Treatment Target could be served by Opioid Addiction Mechanism.

A team from Scripps analysis says it’s discovered a molecular method in brain cells which will be a serious driver of drug addiction, and therefore might become a target for future addiction treatments.

A team from Scripps analysis says it’s discovered a molecular method in brain cells which will be a serious driver of drug addiction, and therefore might become a target for future addiction treatments.

The scientists, who revealed their article (“Allostatic Changes within the cAMP System Drive Opioid-Induced Adaptation in Striatal Intropin Signaling”) in Cell Reports, used a complicated imaging technique to see nerve cell activity throughout exposure to opioid during a part of the brain—the nucleus accumbens—known to be centrally necessary for addiction. They found that key brain-cell changes that occur with addiction and facilitate sustain addiction behavior are in the midst of, and probably driven by, specific changes during a communication system involving cyclic AMP (cAMP).

“Opioids are powerful addictive agents that alter dopaminergic influence on reward communication in medium setose neurons (MSNs) of the nucleus accumbens. Recurrent opioid exposure triggers adaptive changes, shifting reward valuation to the allostatic state underlying tolerance. However, the cellular substrates and molecular logic underlying such allostatic changes don’t seem to be well understood,” the investigators wrote.

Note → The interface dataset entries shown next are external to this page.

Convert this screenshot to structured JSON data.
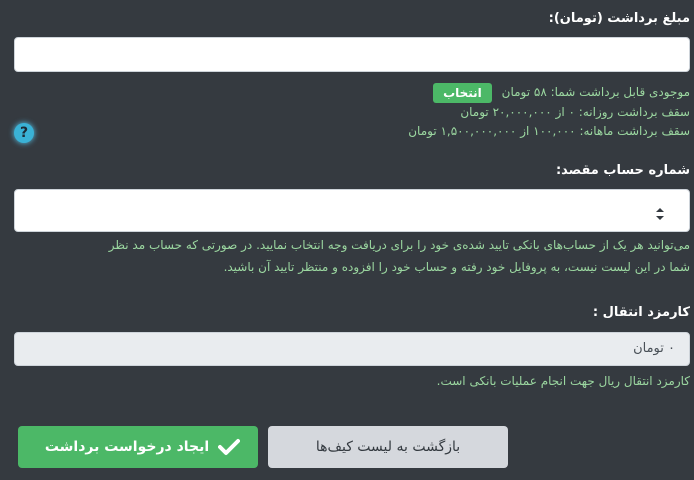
{
  "form": {
    "amount_label": "مبلغ برداشت (تومان):",
    "amount_value": "",
    "balance_text": "موجودی قابل برداشت شما: ۵۸ تومان",
    "pick_button": "انتخاب",
    "daily_limit": "سقف برداشت روزانه: ۰ از ۲۰,۰۰۰,۰۰۰ تومان",
    "monthly_limit": "سقف برداشت ماهانه: ۱۰۰,۰۰۰ از ۱,۵۰۰,۰۰۰,۰۰۰ تومان",
    "help_glyph": "?",
    "account_label": "شماره حساب مقصد:",
    "account_value": "",
    "account_desc_1": "می‌توانید هر یک از حساب‌های بانکی تایید شده‌ی خود را برای دریافت وجه انتخاب نمایید. در صورتی که حساب مد نظر",
    "account_desc_2": "شما در این لیست نیست، به پروفایل خود رفته و حساب خود را افزوده و منتظر تایید آن باشید.",
    "fee_label": "کارمزد انتقال :",
    "fee_value": "۰ تومان",
    "fee_desc": "کارمزد انتقال ریال جهت انجام عملیات بانکی است."
  },
  "actions": {
    "submit_label": "ایجاد درخواست برداشت",
    "back_label": "بازگشت به لیست کیف‌ها"
  },
  "colors": {
    "background": "#353a40",
    "accent_green": "#4cb867",
    "info_text": "#9bd7a0",
    "help_icon": "#3ab2d6"
  },
  "icons": [
    "help-icon",
    "select-arrows-icon",
    "check-icon"
  ]
}
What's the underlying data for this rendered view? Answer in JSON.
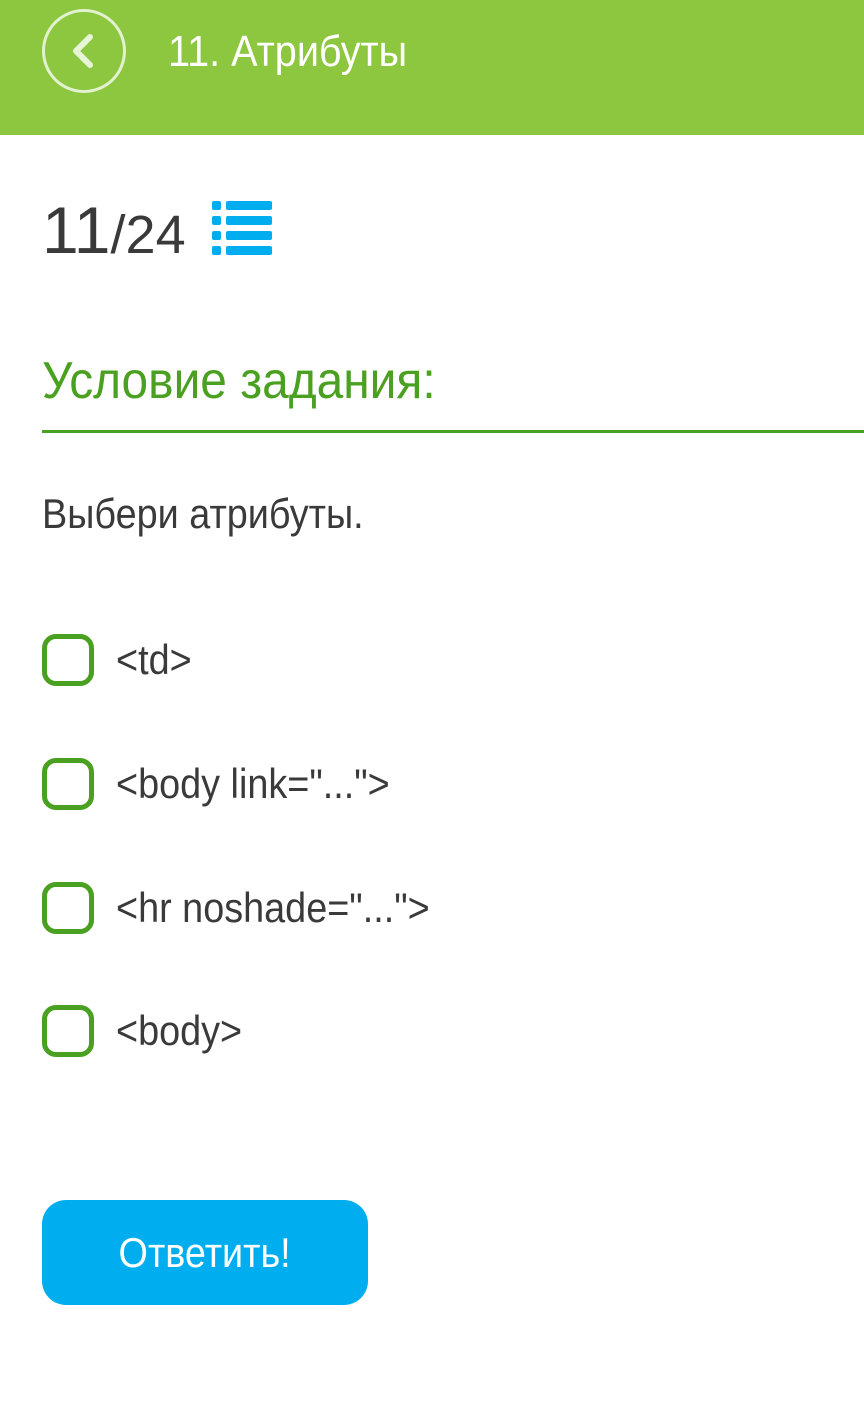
{
  "header": {
    "title": "11. Атрибуты",
    "back_icon": "chevron-left-circle-icon",
    "background_color": "#8dc63f"
  },
  "progress": {
    "current": "11",
    "separator": "/",
    "total": "24",
    "list_icon": "list-icon",
    "list_icon_color": "#00aeef"
  },
  "task": {
    "heading": "Условие задания:",
    "heading_color": "#4aa020",
    "question": "Выбери атрибуты."
  },
  "options": [
    {
      "label": "<td>",
      "checked": false
    },
    {
      "label": "<body link=\"...\">",
      "checked": false
    },
    {
      "label": "<hr noshade=\"...\">",
      "checked": false
    },
    {
      "label": "<body>",
      "checked": false
    }
  ],
  "submit": {
    "label": "Ответить!",
    "color": "#00aeef"
  }
}
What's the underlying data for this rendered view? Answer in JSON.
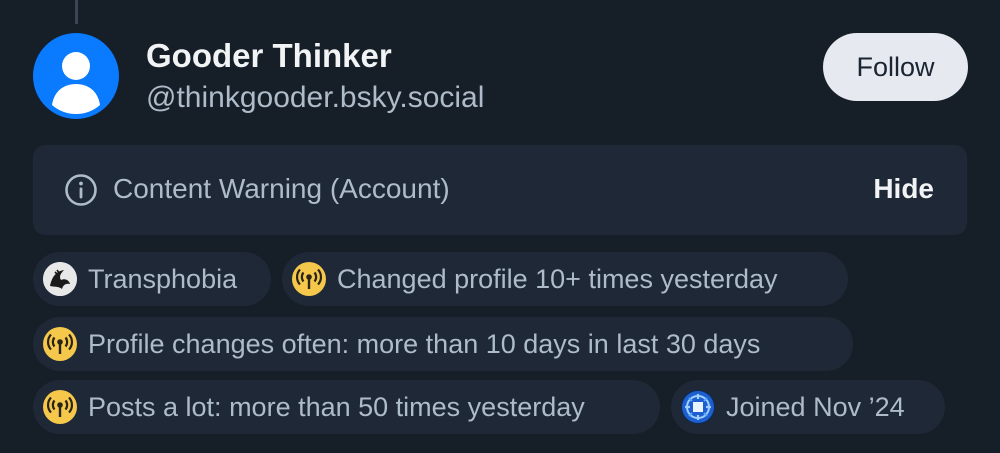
{
  "profile": {
    "display_name": "Gooder Thinker",
    "handle": "@thinkgooder.bsky.social",
    "avatar_color": "#0a7aff"
  },
  "actions": {
    "follow_label": "Follow"
  },
  "content_warning": {
    "text": "Content Warning (Account)",
    "hide_label": "Hide",
    "icon": "info-icon"
  },
  "labels": [
    {
      "text": "Transphobia",
      "icon": "transphobia-labeler-icon"
    },
    {
      "text": "Changed profile 10+ times yesterday",
      "icon": "broadcast-icon"
    },
    {
      "text": "Profile changes often: more than 10 days in last 30 days",
      "icon": "broadcast-icon"
    },
    {
      "text": "Posts a lot: more than 50 times yesterday",
      "icon": "broadcast-icon"
    },
    {
      "text": "Joined Nov ’24",
      "icon": "blue-labeler-icon"
    }
  ],
  "colors": {
    "background": "#161e27",
    "surface": "#1e2836",
    "text_primary": "#f1f3f5",
    "text_secondary": "#aebbc9",
    "broadcast_yellow": "#f5c84c",
    "accent_blue": "#0a7aff"
  }
}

“Here, to report that the malleability of dopamine-induced cyclic AMP (cAMP) communication in MSNs is a cellular substrate for drug-induced allostatic changes. By recording cAMP responses to optically elicited Intropin in brain slices from mice subjected to numerous opioid exposure paradigms, we tend to outline profound neuronal-type-specific diversifications. We discover that opioid exposure pivots the initial hyper-responsiveness of D1-MSNs toward D2-MSN dominance as dependence escalates.